━━━ Excerpted data

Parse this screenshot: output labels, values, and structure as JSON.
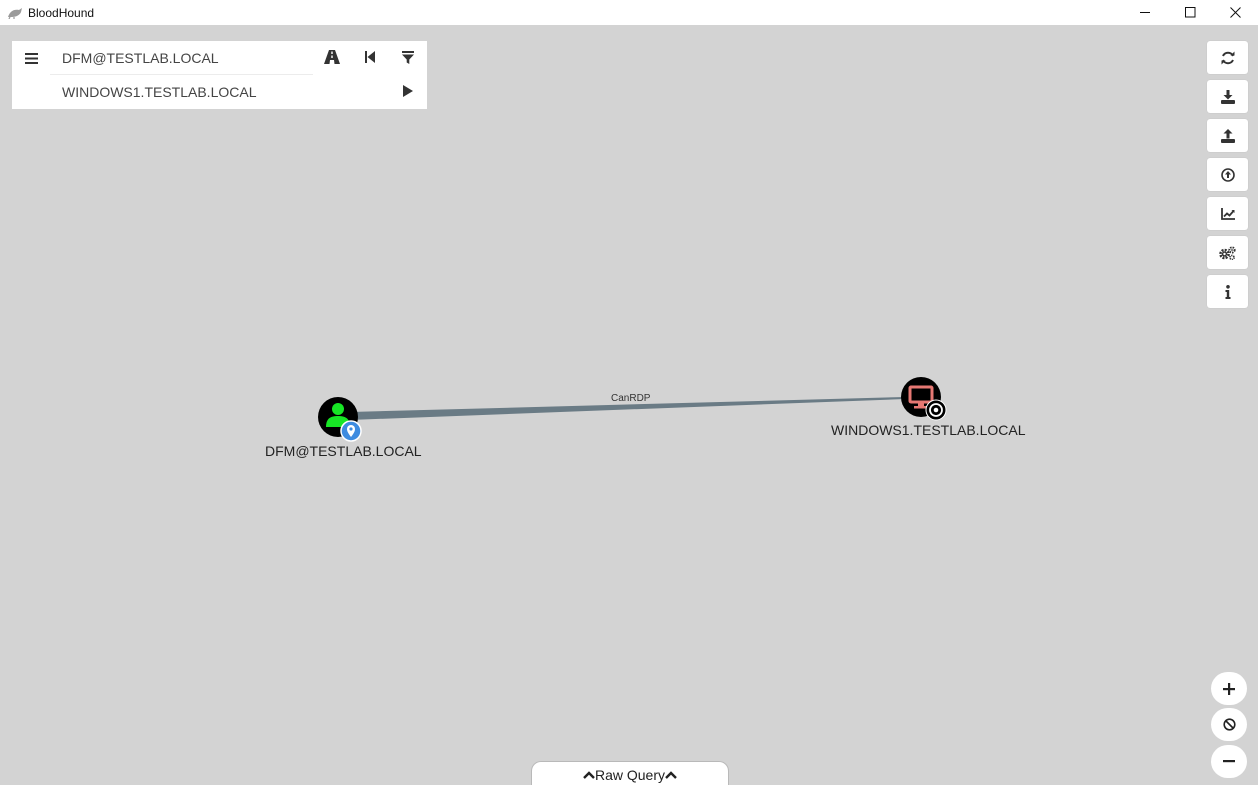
{
  "window": {
    "title": "BloodHound",
    "minimize_icon": "minimize-icon",
    "maximize_icon": "maximize-icon",
    "close_icon": "close-icon"
  },
  "search": {
    "start_node": "DFM@TESTLAB.LOCAL",
    "target_node": "WINDOWS1.TESTLAB.LOCAL",
    "icons": [
      "menu-icon",
      "pathfinding-icon",
      "back-icon",
      "filter-icon",
      "play-icon"
    ]
  },
  "toolbar": {
    "icons": [
      "refresh-icon",
      "export-icon",
      "import-icon",
      "upload-icon",
      "chart-icon",
      "settings-icon",
      "info-icon"
    ]
  },
  "zoom": {
    "icons": [
      "zoom-in-icon",
      "reset-icon",
      "zoom-out-icon"
    ]
  },
  "graph": {
    "nodes": [
      {
        "label": "DFM@TESTLAB.LOCAL",
        "type": "user",
        "color": "#17e625",
        "badge": "owned-marker-icon"
      },
      {
        "label": "WINDOWS1.TESTLAB.LOCAL",
        "type": "computer",
        "color": "#e67873",
        "badge": "target-icon"
      }
    ],
    "edges": [
      {
        "label": "CanRDP",
        "from": "DFM@TESTLAB.LOCAL",
        "to": "WINDOWS1.TESTLAB.LOCAL",
        "color": "#6a7b85"
      }
    ]
  },
  "raw_query": {
    "label": "Raw Query"
  },
  "colors": {
    "background": "#d3d3d3",
    "user_node": "#17e625",
    "computer_node": "#e67873",
    "edge": "#6a7b85"
  }
}
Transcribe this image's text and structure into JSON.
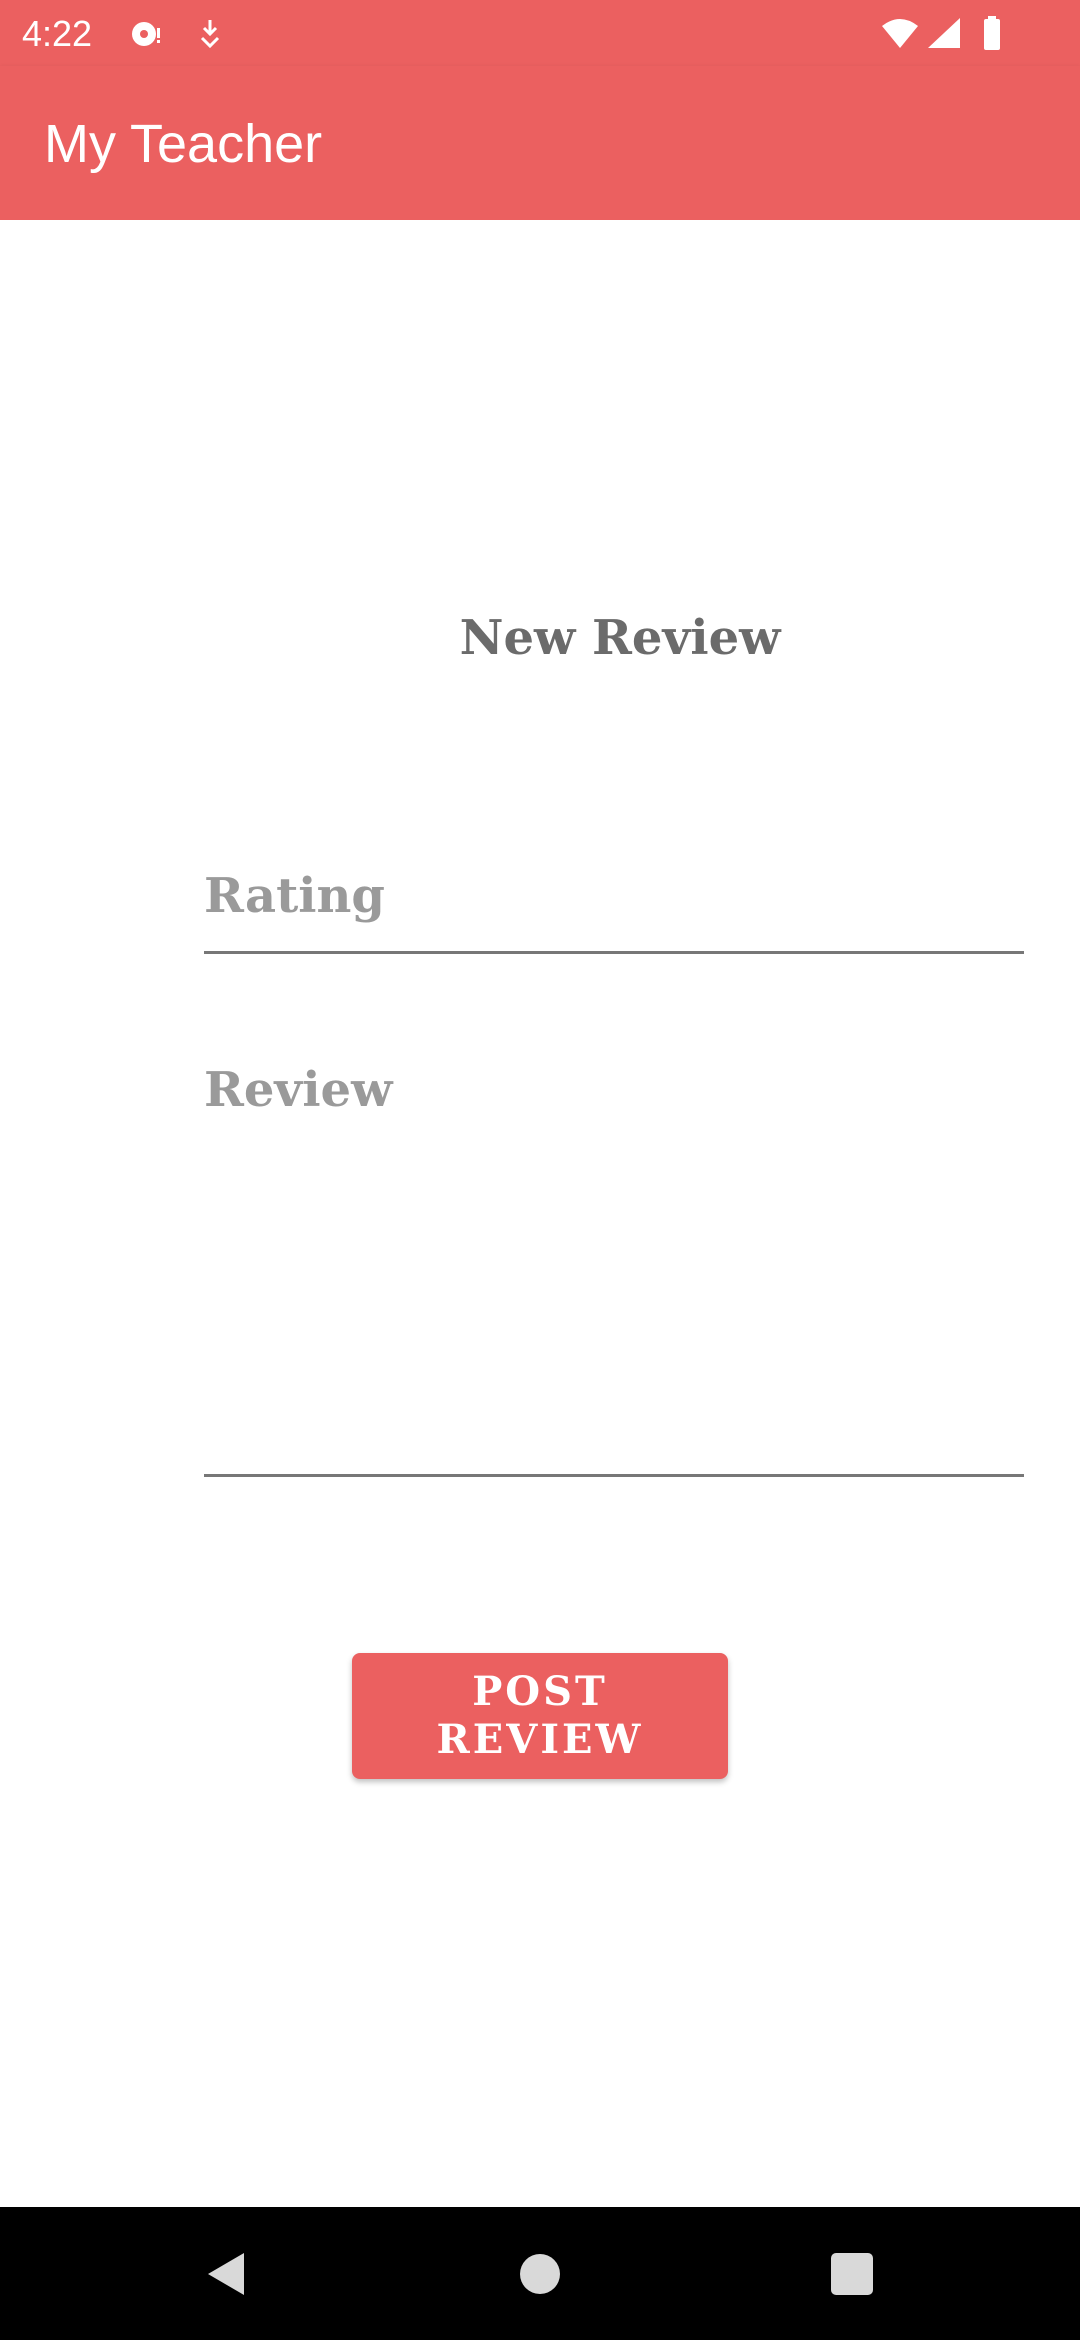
{
  "status_bar": {
    "time": "4:22",
    "left_icons": [
      "sync-icon",
      "download-icon"
    ],
    "right_icons": [
      "wifi-icon",
      "signal-icon",
      "battery-icon"
    ]
  },
  "app_bar": {
    "title": "My Teacher"
  },
  "form": {
    "heading": "New Review",
    "rating_placeholder": "Rating",
    "review_placeholder": "Review",
    "post_button_label": "POST REVIEW"
  },
  "nav_bar": {
    "buttons": [
      "back-icon",
      "home-icon",
      "recents-icon"
    ]
  },
  "colors": {
    "primary": "#EB6060",
    "heading_text": "#6b6b6b",
    "placeholder_text": "#9a9a9a",
    "nav_bar": "#000000"
  }
}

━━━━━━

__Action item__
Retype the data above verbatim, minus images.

__Completed task__
Parse this screenshot: output labels, values, and structure as JSON.
{
  "window": {
    "title": "BloodHound",
    "minimize_icon": "minimize-icon",
    "maximize_icon": "maximize-icon",
    "close_icon": "close-icon"
  },
  "search": {
    "start_node": "DFM@TESTLAB.LOCAL",
    "target_node": "WINDOWS1.TESTLAB.LOCAL",
    "icons": [
      "menu-icon",
      "pathfinding-icon",
      "back-icon",
      "filter-icon",
      "play-icon"
    ]
  },
  "toolbar": {
    "icons": [
      "refresh-icon",
      "export-icon",
      "import-icon",
      "upload-icon",
      "chart-icon",
      "settings-icon",
      "info-icon"
    ]
  },
  "zoom": {
    "icons": [
      "zoom-in-icon",
      "reset-icon",
      "zoom-out-icon"
    ]
  },
  "graph": {
    "nodes": [
      {
        "label": "DFM@TESTLAB.LOCAL",
        "type": "user",
        "color": "#17e625",
        "badge": "owned-marker-icon"
      },
      {
        "label": "WINDOWS1.TESTLAB.LOCAL",
        "type": "computer",
        "color": "#e67873",
        "badge": "target-icon"
      }
    ],
    "edges": [
      {
        "label": "CanRDP",
        "from": "DFM@TESTLAB.LOCAL",
        "to": "WINDOWS1.TESTLAB.LOCAL",
        "color": "#6a7b85"
      }
    ]
  },
  "raw_query": {
    "label": "Raw Query"
  },
  "colors": {
    "background": "#d3d3d3",
    "user_node": "#17e625",
    "computer_node": "#e67873",
    "edge": "#6a7b85"
  }
}
Transcribe this image's text and structure into JSON.
{
  "status_bar": {
    "time": "4:22",
    "left_icons": [
      "sync-icon",
      "download-icon"
    ],
    "right_icons": [
      "wifi-icon",
      "signal-icon",
      "battery-icon"
    ]
  },
  "app_bar": {
    "title": "My Teacher"
  },
  "form": {
    "heading": "New Review",
    "rating_placeholder": "Rating",
    "review_placeholder": "Review",
    "post_button_label": "POST REVIEW"
  },
  "nav_bar": {
    "buttons": [
      "back-icon",
      "home-icon",
      "recents-icon"
    ]
  },
  "colors": {
    "primary": "#EB6060",
    "heading_text": "#6b6b6b",
    "placeholder_text": "#9a9a9a",
    "nav_bar": "#000000"
  }
}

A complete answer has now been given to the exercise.